== Supplied entries ==

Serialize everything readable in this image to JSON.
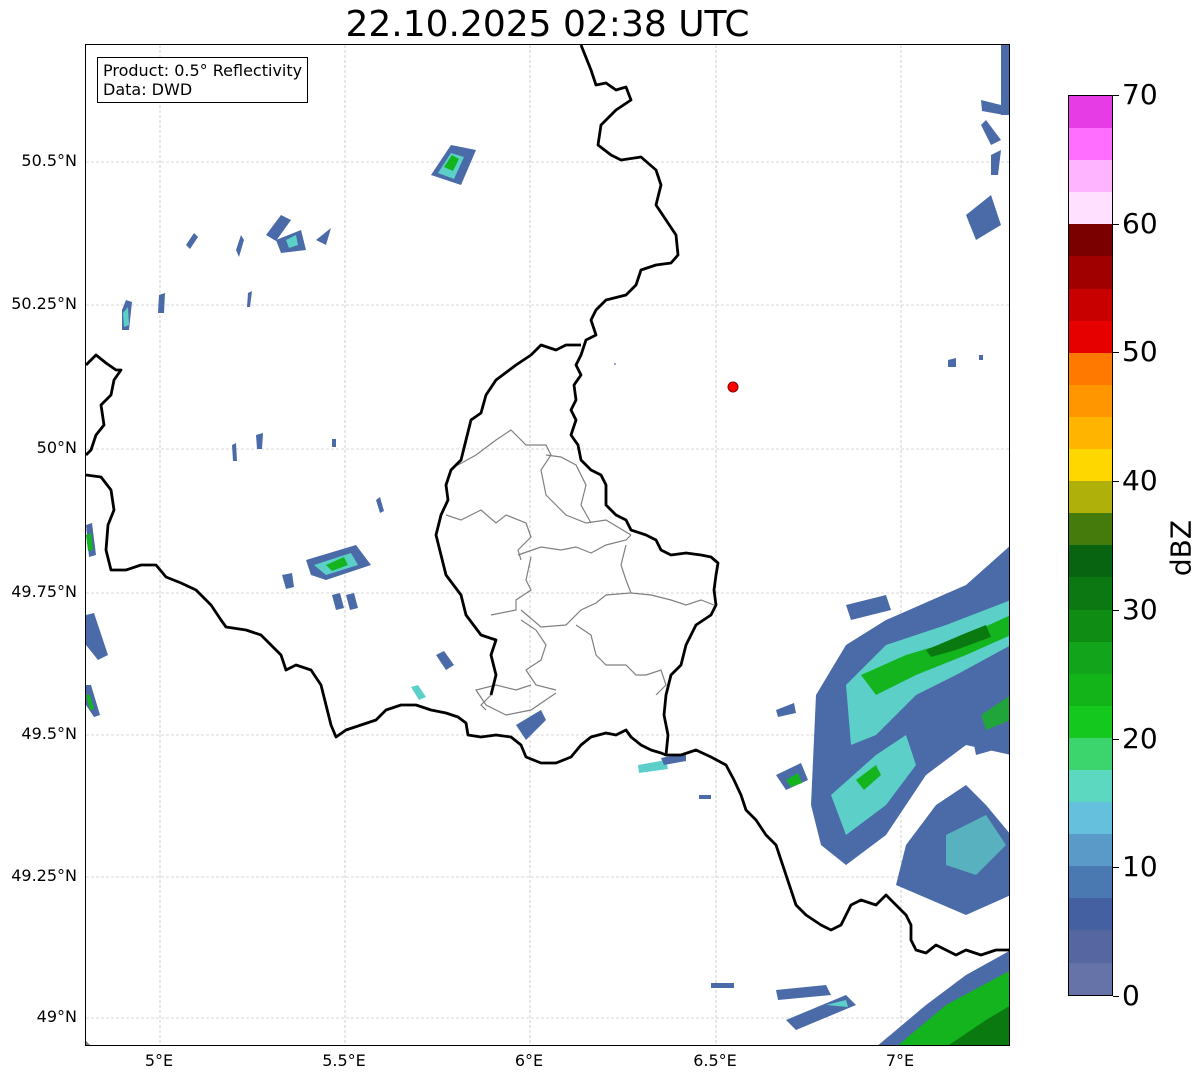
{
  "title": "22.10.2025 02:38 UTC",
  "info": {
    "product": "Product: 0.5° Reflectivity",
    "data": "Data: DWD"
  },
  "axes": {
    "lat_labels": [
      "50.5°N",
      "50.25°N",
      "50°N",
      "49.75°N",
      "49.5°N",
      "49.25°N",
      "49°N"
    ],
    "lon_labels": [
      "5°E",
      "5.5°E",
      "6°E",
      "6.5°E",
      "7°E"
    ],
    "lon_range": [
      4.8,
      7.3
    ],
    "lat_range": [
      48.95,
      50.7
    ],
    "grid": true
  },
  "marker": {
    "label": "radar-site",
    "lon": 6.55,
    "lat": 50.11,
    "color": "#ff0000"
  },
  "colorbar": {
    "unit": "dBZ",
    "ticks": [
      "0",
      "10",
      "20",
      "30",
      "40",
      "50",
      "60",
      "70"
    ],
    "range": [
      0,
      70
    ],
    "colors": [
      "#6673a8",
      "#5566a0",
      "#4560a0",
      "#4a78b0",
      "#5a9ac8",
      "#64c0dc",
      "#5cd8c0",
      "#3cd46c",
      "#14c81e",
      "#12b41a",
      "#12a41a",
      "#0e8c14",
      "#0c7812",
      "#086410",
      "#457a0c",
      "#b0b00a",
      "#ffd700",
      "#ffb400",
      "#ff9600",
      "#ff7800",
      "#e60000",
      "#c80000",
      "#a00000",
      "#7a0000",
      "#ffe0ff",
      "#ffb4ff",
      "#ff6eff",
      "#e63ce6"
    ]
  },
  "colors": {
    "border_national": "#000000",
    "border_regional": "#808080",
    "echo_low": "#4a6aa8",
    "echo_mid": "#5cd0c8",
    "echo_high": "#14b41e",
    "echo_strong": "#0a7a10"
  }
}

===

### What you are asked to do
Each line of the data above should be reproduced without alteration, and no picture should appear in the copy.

### Result
Serialize everything readable in this image to JSON.
{
  "title": "22.10.2025 02:38 UTC",
  "info": {
    "product": "Product: 0.5° Reflectivity",
    "data": "Data: DWD"
  },
  "axes": {
    "lat_labels": [
      "50.5°N",
      "50.25°N",
      "50°N",
      "49.75°N",
      "49.5°N",
      "49.25°N",
      "49°N"
    ],
    "lon_labels": [
      "5°E",
      "5.5°E",
      "6°E",
      "6.5°E",
      "7°E"
    ],
    "lon_range": [
      4.8,
      7.3
    ],
    "lat_range": [
      48.95,
      50.7
    ],
    "grid": true
  },
  "marker": {
    "label": "radar-site",
    "lon": 6.55,
    "lat": 50.11,
    "color": "#ff0000"
  },
  "colorbar": {
    "unit": "dBZ",
    "ticks": [
      "0",
      "10",
      "20",
      "30",
      "40",
      "50",
      "60",
      "70"
    ],
    "range": [
      0,
      70
    ],
    "colors": [
      "#6673a8",
      "#5566a0",
      "#4560a0",
      "#4a78b0",
      "#5a9ac8",
      "#64c0dc",
      "#5cd8c0",
      "#3cd46c",
      "#14c81e",
      "#12b41a",
      "#12a41a",
      "#0e8c14",
      "#0c7812",
      "#086410",
      "#457a0c",
      "#b0b00a",
      "#ffd700",
      "#ffb400",
      "#ff9600",
      "#ff7800",
      "#e60000",
      "#c80000",
      "#a00000",
      "#7a0000",
      "#ffe0ff",
      "#ffb4ff",
      "#ff6eff",
      "#e63ce6"
    ]
  },
  "colors": {
    "border_national": "#000000",
    "border_regional": "#808080",
    "echo_low": "#4a6aa8",
    "echo_mid": "#5cd0c8",
    "echo_high": "#14b41e",
    "echo_strong": "#0a7a10"
  }
}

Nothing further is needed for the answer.